When you move into a 98-year-old house, it is the house that owns you and not the other way around. No matter how attentive or inattentive the previous owners may have been, after most of a century, gravity has had a long time to do its worst, and even the best-kept homes will start to sag at the corners after nine decades. Since moving into the aforementioned house three months ago, I’ve learned that no project is as simple as it seems it should be.

Of course, there are few things that come easily that are worth having. I was 19 before I discovered the uncomplicated joy that hard work can bring, and with each task, I am thankful that I not only have the work to keep myself busy, but the good fortune to have a home to live in and a job to work at. There, but for the grace of God, go I, I think as I watch the "human interest" stories on the news of job loss, foreclosure, and the pain of a struggling economy. I do my best to remain thankful and to take nothing for granted.

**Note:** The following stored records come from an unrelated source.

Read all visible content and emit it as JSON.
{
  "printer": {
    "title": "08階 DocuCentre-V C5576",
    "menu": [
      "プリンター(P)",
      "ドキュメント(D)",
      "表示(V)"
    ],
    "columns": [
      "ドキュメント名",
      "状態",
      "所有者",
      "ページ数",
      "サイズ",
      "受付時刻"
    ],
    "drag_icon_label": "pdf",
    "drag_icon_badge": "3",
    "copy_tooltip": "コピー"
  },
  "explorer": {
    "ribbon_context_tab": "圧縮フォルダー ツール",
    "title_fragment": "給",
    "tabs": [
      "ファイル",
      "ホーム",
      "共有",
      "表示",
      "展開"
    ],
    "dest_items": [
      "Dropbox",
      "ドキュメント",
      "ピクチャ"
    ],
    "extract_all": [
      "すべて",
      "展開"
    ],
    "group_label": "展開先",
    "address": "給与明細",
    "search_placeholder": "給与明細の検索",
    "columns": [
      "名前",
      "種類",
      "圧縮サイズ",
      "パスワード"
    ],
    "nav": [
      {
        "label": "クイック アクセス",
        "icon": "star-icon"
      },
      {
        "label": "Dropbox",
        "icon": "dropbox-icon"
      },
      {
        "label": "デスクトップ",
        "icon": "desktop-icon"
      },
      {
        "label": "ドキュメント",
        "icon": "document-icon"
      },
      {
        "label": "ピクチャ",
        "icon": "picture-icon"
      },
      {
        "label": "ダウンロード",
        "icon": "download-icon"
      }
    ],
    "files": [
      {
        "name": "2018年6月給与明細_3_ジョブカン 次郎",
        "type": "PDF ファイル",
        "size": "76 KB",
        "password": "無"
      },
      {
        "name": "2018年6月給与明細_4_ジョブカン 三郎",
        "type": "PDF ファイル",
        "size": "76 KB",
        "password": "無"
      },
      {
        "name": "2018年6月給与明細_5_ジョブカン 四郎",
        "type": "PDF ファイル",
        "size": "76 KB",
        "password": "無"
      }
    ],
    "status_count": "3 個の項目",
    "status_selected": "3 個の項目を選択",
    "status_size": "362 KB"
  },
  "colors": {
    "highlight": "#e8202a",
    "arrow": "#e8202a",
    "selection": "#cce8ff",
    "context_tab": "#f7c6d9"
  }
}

This month’s issue of InTheFray features a piece from Suzanne Farrell, titled Spotlighting the neighborhood, about the effect of the recent U.N. General Assembly on ordinary New Yorkers. Shelley Horner shares her opinions of Elsie Sze’s new novel in her review Chick lit, Bhutan style. We will once again feature the exquisite poetry of Rae Pater in her collection Circles of memory. We also have an impressionistic, behind-the-scenes look at a recording session in the short video The marina is too shallow.

As is in keeping with the season, we at InTheFray are thankful for our wonderful contributors and our wonderful readers. It is you who make this site what it is, and we humbly thank you.

I am a writer/editor turned web developer. I’ve served as both Editor-in-chief and Technical Developer of In The Fray Magazine over the past 5 years. I am gainfully employed, writing, editing and developing on the web for a small private college in Duluth, MN. I enjoy both silence and heavy metal, John Milton and Stephen King, sunrise and sunset. Like all of us, I contain multitudes.

In The Fray is a nonprofit staffed by volunteers. If you liked this piece, could you please donate $10?